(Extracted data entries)
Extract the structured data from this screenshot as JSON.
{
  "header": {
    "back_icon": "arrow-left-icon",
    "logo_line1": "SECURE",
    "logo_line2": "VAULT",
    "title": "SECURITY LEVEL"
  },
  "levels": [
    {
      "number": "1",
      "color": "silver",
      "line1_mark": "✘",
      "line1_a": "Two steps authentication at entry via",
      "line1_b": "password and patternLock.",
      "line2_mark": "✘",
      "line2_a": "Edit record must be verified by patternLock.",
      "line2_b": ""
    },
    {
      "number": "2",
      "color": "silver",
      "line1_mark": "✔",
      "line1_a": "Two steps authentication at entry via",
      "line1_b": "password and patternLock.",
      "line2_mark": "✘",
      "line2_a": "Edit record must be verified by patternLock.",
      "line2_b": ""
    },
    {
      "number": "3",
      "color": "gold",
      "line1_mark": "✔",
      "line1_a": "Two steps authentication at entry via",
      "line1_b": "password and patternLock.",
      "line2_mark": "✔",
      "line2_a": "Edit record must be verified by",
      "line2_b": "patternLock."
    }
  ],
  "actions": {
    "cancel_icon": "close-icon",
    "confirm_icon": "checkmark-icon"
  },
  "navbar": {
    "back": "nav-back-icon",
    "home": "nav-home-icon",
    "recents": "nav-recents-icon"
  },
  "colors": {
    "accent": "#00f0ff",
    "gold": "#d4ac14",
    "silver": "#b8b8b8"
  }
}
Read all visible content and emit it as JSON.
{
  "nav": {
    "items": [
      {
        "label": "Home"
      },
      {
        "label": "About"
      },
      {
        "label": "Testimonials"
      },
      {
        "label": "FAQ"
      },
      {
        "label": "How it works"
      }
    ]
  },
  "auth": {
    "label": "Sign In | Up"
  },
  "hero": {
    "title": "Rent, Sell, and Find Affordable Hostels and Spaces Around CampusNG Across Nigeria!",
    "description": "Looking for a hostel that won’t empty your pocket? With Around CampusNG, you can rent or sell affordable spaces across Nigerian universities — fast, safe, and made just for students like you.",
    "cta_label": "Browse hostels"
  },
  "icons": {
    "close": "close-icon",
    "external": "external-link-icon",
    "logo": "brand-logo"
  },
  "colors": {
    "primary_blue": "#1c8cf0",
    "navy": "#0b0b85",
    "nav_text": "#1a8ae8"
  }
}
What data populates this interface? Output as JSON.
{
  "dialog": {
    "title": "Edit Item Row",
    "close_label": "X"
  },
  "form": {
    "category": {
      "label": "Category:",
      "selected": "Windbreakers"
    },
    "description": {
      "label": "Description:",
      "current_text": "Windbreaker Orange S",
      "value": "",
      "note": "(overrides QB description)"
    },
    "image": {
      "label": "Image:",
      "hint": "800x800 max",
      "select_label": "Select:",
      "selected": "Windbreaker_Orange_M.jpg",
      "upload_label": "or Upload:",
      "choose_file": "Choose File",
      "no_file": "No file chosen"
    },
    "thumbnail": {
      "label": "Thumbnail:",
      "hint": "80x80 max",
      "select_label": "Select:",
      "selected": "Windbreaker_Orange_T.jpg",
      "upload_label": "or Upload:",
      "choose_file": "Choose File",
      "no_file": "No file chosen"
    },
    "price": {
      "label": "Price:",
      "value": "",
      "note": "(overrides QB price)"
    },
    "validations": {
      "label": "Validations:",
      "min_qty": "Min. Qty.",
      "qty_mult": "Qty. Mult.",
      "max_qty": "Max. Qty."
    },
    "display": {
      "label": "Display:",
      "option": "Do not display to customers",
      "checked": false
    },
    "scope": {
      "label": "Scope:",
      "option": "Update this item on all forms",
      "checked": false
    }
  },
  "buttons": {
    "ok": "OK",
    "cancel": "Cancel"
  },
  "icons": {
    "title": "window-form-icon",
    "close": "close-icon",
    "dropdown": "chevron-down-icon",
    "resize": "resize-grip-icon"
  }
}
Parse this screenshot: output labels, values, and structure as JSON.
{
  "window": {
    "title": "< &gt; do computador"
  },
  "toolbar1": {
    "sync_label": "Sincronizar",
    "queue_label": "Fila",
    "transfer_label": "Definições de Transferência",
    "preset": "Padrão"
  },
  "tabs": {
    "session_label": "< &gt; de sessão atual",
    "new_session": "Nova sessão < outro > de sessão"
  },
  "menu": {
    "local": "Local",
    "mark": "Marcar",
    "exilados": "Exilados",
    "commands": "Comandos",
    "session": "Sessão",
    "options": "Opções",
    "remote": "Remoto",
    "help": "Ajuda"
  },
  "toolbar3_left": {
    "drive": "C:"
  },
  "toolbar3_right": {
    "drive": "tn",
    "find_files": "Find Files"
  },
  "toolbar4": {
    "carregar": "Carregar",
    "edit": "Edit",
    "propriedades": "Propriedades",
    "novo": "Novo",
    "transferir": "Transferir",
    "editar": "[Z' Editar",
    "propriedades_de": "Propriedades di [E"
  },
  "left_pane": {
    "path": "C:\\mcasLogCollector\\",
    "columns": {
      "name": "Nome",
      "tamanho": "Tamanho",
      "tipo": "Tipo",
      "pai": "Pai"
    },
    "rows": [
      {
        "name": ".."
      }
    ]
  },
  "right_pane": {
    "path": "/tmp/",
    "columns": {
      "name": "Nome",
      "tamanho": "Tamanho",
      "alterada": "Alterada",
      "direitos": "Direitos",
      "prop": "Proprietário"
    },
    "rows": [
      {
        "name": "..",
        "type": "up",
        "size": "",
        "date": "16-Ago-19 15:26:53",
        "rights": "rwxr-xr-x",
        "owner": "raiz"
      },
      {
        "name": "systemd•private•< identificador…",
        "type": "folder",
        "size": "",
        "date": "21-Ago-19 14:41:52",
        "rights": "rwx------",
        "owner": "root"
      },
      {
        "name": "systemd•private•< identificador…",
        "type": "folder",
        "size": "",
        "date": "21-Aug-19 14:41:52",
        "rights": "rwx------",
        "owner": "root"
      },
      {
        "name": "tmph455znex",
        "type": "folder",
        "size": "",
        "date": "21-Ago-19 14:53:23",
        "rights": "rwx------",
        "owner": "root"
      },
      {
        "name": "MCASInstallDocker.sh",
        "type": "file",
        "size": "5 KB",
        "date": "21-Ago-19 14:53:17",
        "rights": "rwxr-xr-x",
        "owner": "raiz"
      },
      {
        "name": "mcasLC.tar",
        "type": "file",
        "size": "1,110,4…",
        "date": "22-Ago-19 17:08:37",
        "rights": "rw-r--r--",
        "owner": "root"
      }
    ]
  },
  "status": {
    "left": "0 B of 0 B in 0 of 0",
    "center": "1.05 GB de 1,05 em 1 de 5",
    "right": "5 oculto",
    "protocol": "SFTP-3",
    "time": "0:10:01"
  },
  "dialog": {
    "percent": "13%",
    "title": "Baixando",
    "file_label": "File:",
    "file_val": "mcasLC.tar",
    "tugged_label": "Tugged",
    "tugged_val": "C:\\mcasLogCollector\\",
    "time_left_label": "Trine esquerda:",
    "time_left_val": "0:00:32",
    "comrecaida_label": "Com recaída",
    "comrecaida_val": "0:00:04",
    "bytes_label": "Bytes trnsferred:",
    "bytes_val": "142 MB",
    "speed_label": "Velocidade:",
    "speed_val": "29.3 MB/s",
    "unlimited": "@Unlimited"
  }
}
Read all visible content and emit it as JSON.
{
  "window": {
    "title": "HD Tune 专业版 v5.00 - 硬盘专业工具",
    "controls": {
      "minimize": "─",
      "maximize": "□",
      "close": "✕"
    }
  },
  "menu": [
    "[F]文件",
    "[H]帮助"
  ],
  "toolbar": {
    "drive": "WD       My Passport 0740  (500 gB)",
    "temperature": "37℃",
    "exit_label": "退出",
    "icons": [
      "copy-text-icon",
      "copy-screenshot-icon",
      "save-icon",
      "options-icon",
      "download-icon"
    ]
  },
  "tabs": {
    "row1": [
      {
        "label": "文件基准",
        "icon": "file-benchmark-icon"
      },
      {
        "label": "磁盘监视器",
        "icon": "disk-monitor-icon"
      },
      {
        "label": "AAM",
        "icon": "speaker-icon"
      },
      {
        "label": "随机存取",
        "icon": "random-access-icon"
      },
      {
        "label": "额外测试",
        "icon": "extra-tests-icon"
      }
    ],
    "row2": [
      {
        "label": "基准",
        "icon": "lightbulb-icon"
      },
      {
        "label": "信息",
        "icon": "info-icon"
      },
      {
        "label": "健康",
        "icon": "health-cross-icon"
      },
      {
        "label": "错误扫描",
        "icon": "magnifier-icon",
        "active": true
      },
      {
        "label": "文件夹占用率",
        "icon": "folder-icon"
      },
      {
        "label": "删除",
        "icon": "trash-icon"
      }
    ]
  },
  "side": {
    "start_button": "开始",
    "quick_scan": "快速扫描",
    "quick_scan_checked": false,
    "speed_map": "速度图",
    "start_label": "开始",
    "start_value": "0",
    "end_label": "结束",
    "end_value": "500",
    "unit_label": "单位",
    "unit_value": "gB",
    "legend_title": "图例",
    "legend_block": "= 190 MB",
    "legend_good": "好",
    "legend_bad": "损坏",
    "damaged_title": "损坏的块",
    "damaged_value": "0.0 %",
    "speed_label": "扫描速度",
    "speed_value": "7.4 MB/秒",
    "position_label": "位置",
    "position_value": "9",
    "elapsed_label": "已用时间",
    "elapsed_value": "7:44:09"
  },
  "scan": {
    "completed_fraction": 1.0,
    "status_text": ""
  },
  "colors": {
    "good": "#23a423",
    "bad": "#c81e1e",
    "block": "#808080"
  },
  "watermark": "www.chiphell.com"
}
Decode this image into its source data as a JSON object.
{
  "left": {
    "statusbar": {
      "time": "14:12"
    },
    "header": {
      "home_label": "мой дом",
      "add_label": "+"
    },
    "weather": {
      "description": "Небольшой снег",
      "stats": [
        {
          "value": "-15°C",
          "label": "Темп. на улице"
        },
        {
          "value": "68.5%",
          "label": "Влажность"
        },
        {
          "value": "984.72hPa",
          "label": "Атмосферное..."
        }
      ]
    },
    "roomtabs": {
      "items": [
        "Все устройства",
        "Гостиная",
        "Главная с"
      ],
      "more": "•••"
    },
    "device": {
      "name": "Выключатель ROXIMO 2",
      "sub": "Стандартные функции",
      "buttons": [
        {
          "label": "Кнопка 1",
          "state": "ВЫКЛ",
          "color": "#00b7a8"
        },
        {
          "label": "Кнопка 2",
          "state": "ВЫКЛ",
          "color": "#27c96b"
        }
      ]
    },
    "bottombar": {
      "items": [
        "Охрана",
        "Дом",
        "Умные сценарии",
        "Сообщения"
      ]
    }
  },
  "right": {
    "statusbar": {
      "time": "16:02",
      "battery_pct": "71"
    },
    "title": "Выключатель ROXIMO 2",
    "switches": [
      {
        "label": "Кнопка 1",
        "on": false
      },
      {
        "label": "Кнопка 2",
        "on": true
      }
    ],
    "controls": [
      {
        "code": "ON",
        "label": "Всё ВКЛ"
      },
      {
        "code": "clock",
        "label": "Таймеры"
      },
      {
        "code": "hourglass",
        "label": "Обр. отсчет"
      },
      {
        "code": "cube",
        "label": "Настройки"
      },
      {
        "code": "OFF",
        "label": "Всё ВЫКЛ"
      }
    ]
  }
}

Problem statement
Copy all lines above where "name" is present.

Answer area
      "name": "Nome",
        "name": ".."
      "name": "Nome",
        "name": "..",
        "name": "systemd•private•< identificador…",
        "name": "systemd•private•< identificador…",
        "name": "tmph455znex",
        "name": "MCASInstallDocker.sh",
        "name": "mcasLC.tar",
      "name": "Выключатель ROXIMO 2",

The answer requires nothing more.